        Why did the Chicken cross the road?
        It mistook the Gravel for feed….

  • Cubs Fan says:

    In my experience, to play any instrument at the “genius” level you must start at a very early age. You cannot pick up the violin at 12 and expect to be a world-class virtuoso. I don’t care how many thousands of hours you practice. Old dogs can learn new tricks, but not to the genius level. Every genius performer I’ve ever played with or met, on violin, piano, cello, harp…they all started when they were still in kindergarten if not before.

    • John Borstlap says:

      The real genius players start in the womb, to great discomfort of the mother.

    • Peter San Diego says:

      Wasn’t Sviatoslav Richter 15 when he began to study piano? There are exceptions to any rule, whether Ericsson’s or Cubs Fan’s. 🙂

      • Nick says:

        Richter was known to put in much more than 10.000!!! He was known to spend 9-12 hours daily at the instrument. He was one of those workaholics. Only later in life he lowered his working hours considerably.

  • marcus mauger says:

    As I understood it, the claim was that those virtuosi he studied had one thing in common-i.e. 10,000 hours practice, not that 10,000 hours could or would turn a lesser talent into a world class player.

    • Bill says:

      Yes, everyone under the sun misinterpreted his research, to the point that he wrote another book where he tried to set the record straight. But the straw man was just too attractive, apparently…

  • Jan Kaznowski says:

    ==10,000 hours of violin practice would turn an average teenager into an international virtuoso.

    Complete rubbish. I’ve had students who practise like crazy people. Doing 5.5 hours per day for just five years already passes the 10k hours mark

  • David K. Nelson says:

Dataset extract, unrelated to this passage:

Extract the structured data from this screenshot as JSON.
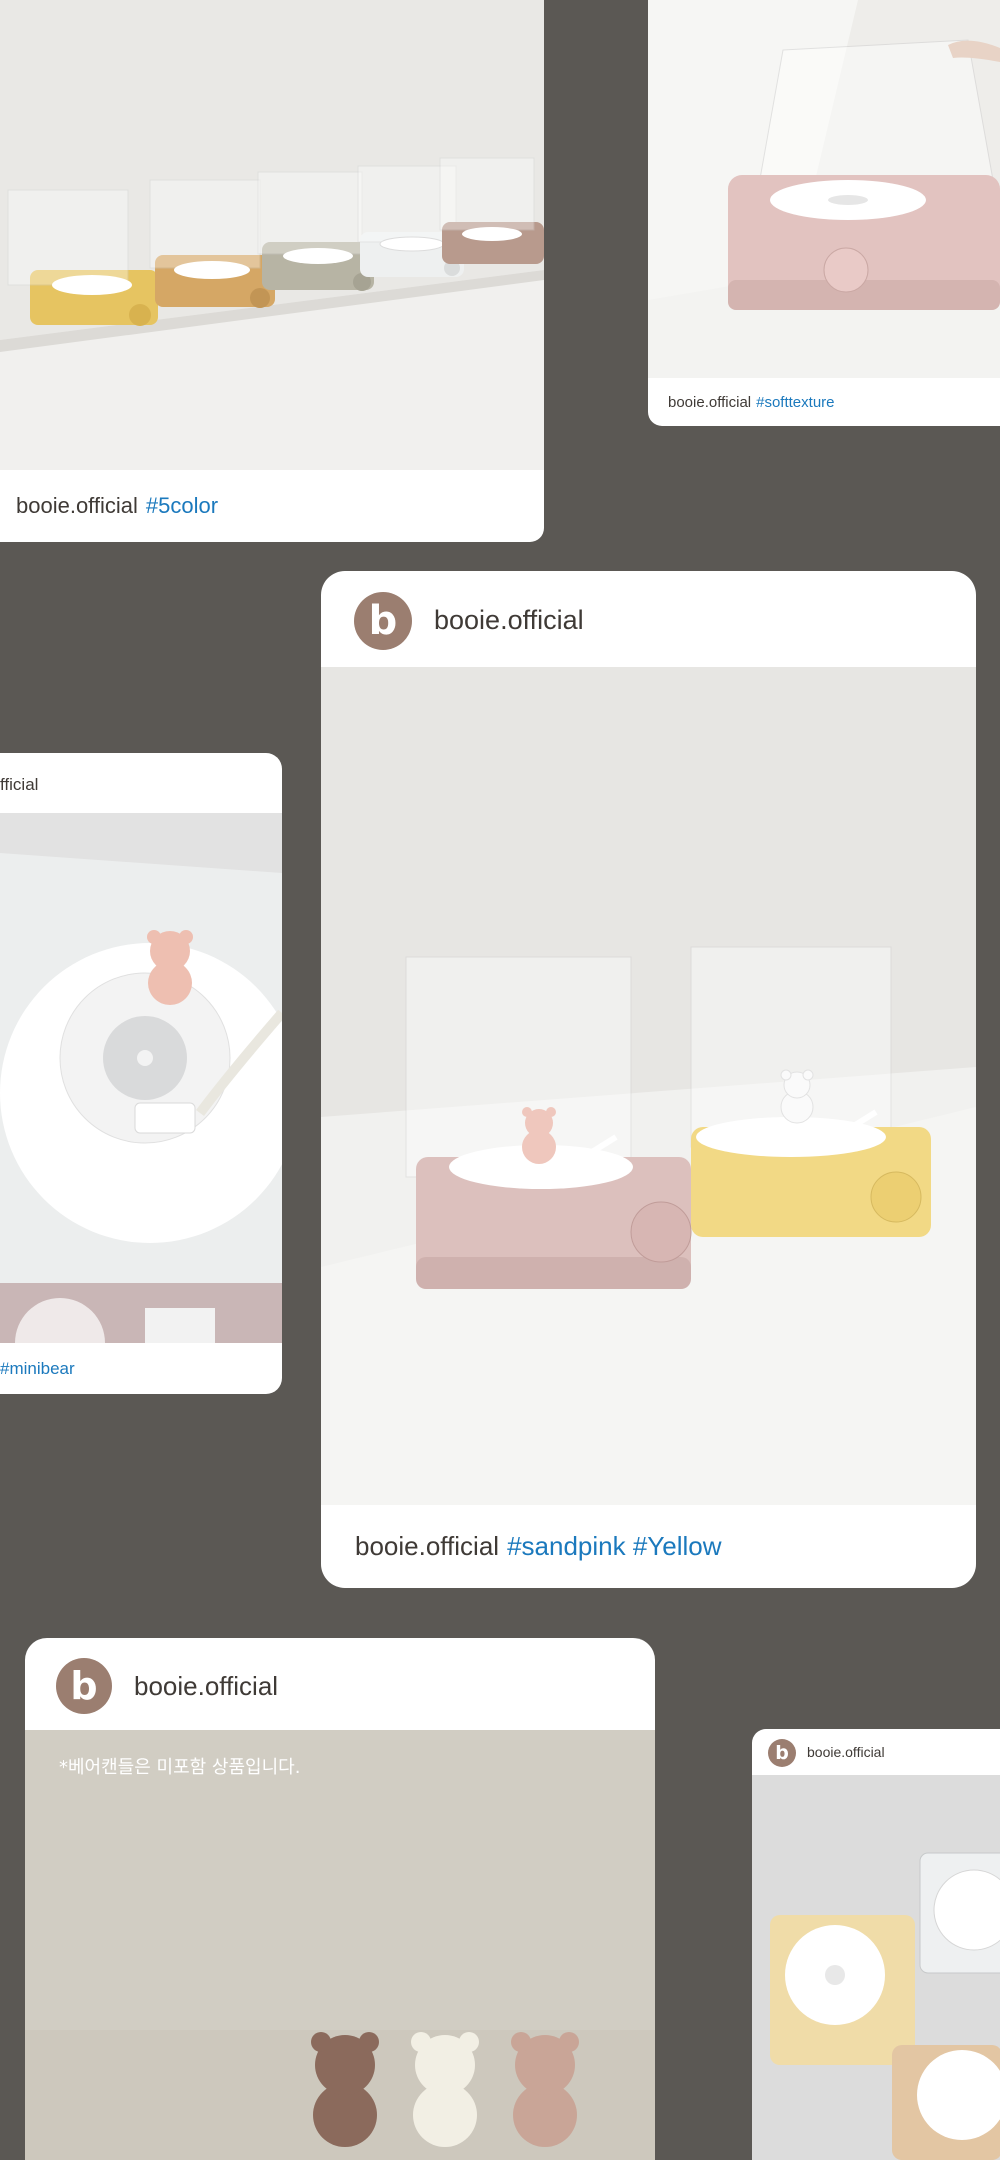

    The only example I can think of that at least partly supports this theory is Willy Burmester (1869-1933), a talented but not (by most accounts) exceptional violinist whose solo career was not getting him anywhere until he had the idea of practicing Paganini showpieces with an repetitive intensity that is astonishing and rather unnerving to rad about and by some accounts, physically damaging. His legendary Paganini recital that resulted put him on the map and seemingly he made whatever career he could from the fame, but it does not appear from published accounts that he ever played to that sort of acclaim again. It was a mechanical gift that was fleeting and in the end, not sufficient, but resulted from genuine hard work. So one recital of genius for all those hours. hmmm

    Oddly Burmester became best known for a large series of encore type works arranged from the Baroque and Classical repertoires by rather obscure composers, pieces that were so easy to play that just about anybody could play them, and thus the published editions were very popular. They were so heavily arranged that I suspect in part they helped make people ready to accept the “fakes” that Fritz Kreisler composed in quantity, claiming to have a collection of rare manuscripts that only he had access to, and when he finally revealed the truth decades later, reissued them as “in the style of” the various composers he had previously attributed them to. But the Kreisler pieces are harder to play than the Burmesters.